Young volunteers try their best to use Royal Navy equipment to find flags during a demonstration of the HMS Medway’s humanitarian aid and disaster relief abilities. (Photo: HMS MEDWAY)

The HMS Medway’s four-day visit proved to be not only a valuable opportunity to coordinate with the Virgin Islands’ lead organisations for dealing with disaster management, but also gave the Royal Navy a chance to share how its equipment works during some family-friendly activities, according to Caribbean Task Force Commander Brian Trim.

Oct. 24, the Medway crew hosted a demonstration at Queen Elizabeth II Park to showcase its disaster relief training, like how responders use chainsaws to clear debris.

Mr. Trim said a flag decoding competition proved to be the most popular activity among the children, who got to use Navy binoculars to locate flags flown aboard the Medway and decode the clues. Mr. Trim, who is serving as the commander for six months, said he hoped visitors both enjoyed the glimpse into life aboard the Medway and walked away with a reassurance that military assistance is never too far away in an emergency.

“I know a number of people who said to me during our visit how important just the sight of people in uniform and ships and helicopters was in 2017, when people arrived to help,” he said of the aftermath of Hurricane Irma.

Hurricane season

But the ship isn’t just for show.

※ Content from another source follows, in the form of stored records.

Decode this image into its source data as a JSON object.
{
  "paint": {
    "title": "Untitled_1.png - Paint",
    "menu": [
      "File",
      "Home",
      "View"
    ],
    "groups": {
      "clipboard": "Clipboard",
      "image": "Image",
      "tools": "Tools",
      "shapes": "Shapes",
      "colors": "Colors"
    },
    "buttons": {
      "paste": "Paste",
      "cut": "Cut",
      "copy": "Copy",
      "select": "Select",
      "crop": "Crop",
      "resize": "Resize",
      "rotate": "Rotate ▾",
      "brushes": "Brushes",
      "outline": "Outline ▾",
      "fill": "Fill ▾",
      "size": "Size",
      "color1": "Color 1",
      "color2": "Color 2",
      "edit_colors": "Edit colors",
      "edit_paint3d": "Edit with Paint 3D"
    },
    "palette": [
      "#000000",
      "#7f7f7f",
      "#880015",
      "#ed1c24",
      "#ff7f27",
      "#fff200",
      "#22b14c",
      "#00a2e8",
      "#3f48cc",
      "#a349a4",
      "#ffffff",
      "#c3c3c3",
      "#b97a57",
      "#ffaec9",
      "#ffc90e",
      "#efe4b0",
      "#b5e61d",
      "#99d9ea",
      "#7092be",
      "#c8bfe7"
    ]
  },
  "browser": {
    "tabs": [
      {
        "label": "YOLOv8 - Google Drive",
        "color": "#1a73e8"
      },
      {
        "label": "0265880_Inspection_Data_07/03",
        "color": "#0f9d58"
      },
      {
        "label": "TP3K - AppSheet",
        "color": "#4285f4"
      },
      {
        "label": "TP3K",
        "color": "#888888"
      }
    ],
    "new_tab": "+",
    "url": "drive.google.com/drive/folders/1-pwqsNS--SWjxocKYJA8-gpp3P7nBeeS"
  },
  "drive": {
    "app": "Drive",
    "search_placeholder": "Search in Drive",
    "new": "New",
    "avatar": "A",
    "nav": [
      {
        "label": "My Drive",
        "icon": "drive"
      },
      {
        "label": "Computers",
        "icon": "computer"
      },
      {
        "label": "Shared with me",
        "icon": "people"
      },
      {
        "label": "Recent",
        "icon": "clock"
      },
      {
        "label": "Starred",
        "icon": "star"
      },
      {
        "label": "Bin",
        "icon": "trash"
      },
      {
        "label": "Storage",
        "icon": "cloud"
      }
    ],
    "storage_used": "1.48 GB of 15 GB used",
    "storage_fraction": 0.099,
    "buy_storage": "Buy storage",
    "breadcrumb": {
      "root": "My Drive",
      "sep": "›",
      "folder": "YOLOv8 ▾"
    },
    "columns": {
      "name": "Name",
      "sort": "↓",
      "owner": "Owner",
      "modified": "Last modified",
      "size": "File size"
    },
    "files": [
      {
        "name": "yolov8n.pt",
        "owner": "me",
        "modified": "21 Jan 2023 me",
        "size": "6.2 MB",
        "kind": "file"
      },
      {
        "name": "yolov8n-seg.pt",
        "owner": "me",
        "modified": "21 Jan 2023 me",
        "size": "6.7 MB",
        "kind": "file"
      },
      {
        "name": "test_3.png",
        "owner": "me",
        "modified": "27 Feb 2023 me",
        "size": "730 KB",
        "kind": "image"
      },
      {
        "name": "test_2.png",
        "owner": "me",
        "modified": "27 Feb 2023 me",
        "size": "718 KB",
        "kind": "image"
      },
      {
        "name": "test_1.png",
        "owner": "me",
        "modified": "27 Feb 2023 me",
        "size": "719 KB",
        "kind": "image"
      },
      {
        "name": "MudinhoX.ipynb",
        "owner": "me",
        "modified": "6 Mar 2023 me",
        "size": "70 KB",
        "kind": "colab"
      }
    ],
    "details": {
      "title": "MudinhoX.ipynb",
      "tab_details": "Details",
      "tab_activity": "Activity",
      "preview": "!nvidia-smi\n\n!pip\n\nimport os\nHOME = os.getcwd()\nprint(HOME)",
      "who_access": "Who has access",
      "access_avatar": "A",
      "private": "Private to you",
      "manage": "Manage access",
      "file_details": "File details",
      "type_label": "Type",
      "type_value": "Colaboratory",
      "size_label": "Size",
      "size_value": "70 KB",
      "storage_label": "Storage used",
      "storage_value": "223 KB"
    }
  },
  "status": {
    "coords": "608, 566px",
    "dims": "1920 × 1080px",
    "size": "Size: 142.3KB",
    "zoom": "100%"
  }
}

The Medway, a river-class offshore patrol vessel, is stationed in the Caribbean until about 2025, flying crew in and out as needed so the ship can always be ready for action on the tail end of the hurricane season.

The Medway and the RFA Wave Knight comprise the Caribbean Task Force, which is dedicated to responding to emergencies and counteracting trafficking operations.

The Wave Knight is a fast tanker capable of carrying a helicopter and providing up to 2,000 disaster relief packages, 150 tonnes of fresh food, and up to 380,000 litres of fresh water.

Because the Medway is permanently located in the region, Mr. Trim said the ship can reach affected countries and territories right on the heels of a storm, as soon as it’s safe to operate boats and helicopters in the area.

The HMS Medway, which paid a visit to the Virgin Islands this week, is stationed in the Caribbean until 2025 to provide regional disaster relief. (Photo: HM GOVERNOR’s OFFICE IN THE BVI)
Tabletop exercise

The task force spent Oct. 25 on a tabletop exercise with partners including the Department of Disaster Management, the BVI Red Cross, the Royal VI Police Force, the VI Fire and Rescue Service, Her Majesty’s Customs, the BVI Airports Authority, utility providers, and more.

DDM acting Director Jasen Penn said he appreciated the regional expertise the HMS Medway team brought to the exercise.

“Having all the partners together helped to reinforce national emergency plans,” he said in a press release. “While we all have different areas of focus, we share priorities, which are to protect lives and property and restore essential services as efficiently as possible in case of a serious hazard impact in the BVI.”

Mr. Trim added that the task force members were able to explain what equipment and skills they have to offer, while community members shared their knowledge of what was needed after hurricanes Irma and Maria, and what their organisations could contribute to any future relief efforts.

“It really was time well spent, because it helped me and helped my team to understand the lived experience here in the Virgin Islands,” Mr. Trim said. “We can now take our bits of expertise and theirs and bring them together. We feel like we’ve now got a much better understanding and can make better plans.”

While his team was responding to a devastating earthquake that hit Haiti last August, Mr. Trim said he observed how well-established personal relationships with local key players are imperative in enabling responders to quickly get to work on high-priority areas. He also shared his appreciation for the hospitality shown by the VI’s leaders and community members during the visit here.